The high places still vary a great deal in their character. Some are obviously abominable! Others are so deceptively alluring as to tempt the most sincere heart that is not familiar with God’s wise plan. But the blessing, approval and “crowns” of the Lord are only for those who “strive lawfully” (2 Tim. 2:5) – those whose hearts are glad to walk in the way of the Lord’s own commandment!

Reflections and Comments

The author of the lengthy article above is Eugene Garner, a Missionary Baptist preacher.

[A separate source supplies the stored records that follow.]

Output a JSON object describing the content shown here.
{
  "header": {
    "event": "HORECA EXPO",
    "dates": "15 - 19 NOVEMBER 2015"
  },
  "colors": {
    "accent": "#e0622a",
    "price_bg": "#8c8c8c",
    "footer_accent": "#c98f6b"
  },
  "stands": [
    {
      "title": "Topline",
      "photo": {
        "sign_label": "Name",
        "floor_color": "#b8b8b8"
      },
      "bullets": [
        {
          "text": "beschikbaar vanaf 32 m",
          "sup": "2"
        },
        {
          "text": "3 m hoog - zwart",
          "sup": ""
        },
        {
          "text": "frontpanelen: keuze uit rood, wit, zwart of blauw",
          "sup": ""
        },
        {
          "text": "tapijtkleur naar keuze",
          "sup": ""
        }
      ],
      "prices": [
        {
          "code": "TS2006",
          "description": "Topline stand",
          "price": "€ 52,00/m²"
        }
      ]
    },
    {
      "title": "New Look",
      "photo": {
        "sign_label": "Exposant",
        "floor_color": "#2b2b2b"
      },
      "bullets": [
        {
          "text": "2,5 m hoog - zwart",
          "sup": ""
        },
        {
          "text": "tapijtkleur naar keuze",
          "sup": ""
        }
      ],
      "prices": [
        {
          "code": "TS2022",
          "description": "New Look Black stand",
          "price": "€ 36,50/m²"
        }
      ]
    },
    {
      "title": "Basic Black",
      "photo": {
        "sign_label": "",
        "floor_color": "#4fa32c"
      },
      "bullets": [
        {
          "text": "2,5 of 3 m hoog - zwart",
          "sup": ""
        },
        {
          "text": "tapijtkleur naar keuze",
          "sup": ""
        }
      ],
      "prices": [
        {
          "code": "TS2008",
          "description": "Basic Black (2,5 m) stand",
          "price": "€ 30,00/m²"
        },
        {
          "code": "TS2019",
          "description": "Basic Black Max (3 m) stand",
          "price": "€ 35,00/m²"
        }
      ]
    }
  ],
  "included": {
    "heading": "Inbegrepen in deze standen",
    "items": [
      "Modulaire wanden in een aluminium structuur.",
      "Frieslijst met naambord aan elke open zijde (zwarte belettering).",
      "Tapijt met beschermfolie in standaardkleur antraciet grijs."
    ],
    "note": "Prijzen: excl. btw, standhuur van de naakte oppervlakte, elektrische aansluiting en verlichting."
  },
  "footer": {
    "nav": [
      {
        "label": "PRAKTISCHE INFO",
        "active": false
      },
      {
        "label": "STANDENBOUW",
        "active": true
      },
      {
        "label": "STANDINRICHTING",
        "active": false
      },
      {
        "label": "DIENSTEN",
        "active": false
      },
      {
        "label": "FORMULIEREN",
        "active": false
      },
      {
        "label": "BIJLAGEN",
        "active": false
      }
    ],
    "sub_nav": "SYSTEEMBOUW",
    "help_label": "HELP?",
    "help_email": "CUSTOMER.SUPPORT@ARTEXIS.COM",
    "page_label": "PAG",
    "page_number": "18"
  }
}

The article appeared in The Clarion Herald, which is the monthly bulletin of the Landmark Missionary Baptist Church, Rockford, Il. Surprised?

Soft, liberal, compromising brethren need to read and heed Garner’s plea for pure worship. Ironically, an article like Baptist Garner’s is “too narrow, too legalistic” for the Unity Forum’s being conducted by brethren in liberal churches and those in the Christian Church. How far have brethren drifted when a Baptist preacher writes an article whose principles and precepts are too binding and confining, too strict and stringent, for them to amen?

Of even greater irony is the fact that men like Mr. Garner are being joined by the liberal crowd while members of the church who demand book, chapter and verse are being jilted. Liberals woo and coo as they court and support their denominational “brethren,” but they stew and spew when they deny and defy their “legalistic brethren.” So, a Missionary Baptist preacher who accepts

(1) Calvinism – especially total hereditary depravity, irresistible grace (direct operation of the Holy Spirit) and perseverance of the saints (once saved, always saved).

(2) Perverted local church organization – Pastor system.

(3) Polluted worship – mechanical music, giving other than first day of the week, irregular observance of the Lord’s supper.

(4) Human names – Missionary Baptist.

(5) Salvation before and without water baptism – I repeat, a Missionary Baptist, as per Mr. Garner, accepts all of the above items; yet he is comforted, and we are tormented by the liberals in Jeroboam’s bosom.

Fact is, all must apply and appropriate the biblical principles so ably set forth by Eugene Garner. Jesus said, “But in vain do they worship Me, teaching as their doctrines the precepts of men” (Matt. 15:9 – NASB).

If a practice or precept is not found in the “one faith” of the gospel, it is not of the “one Lord” of the church and should not be in the “one body” of the saints. That principle is the ground of our contention. Is it faulty? We contend for it and will continue to do so until shown that it is untrue. Good words and fair speeches may deceive some, but our aim is to reveal and observe all that is appointed in the New Testament and to rebuke and obscure all that is not approved therein. It is not a matter of God’s love, grace and mercy. It is not a question of one’s sincerity or desire to do right. It is a question of Divine authority.

Sadly, the travesty and tragedy of worship in “high places” continues. It will not be silenced by Garner’s eloquent appeal, as even his own Missionary Baptist practices so vividly demonstrate. This is, therefore, not the time (if there ever is such a time) for gospel preachers and teachers to cease sounding out the word of the Lord regarding true, scriptural worship.

Be not deceived: these issues will not die. The devil will see to that. However, opposition to them must not die, either. Faithful brethren must see to that.

Guardian of Truth XXXI: 14, pp. 426-428
July 16, 1987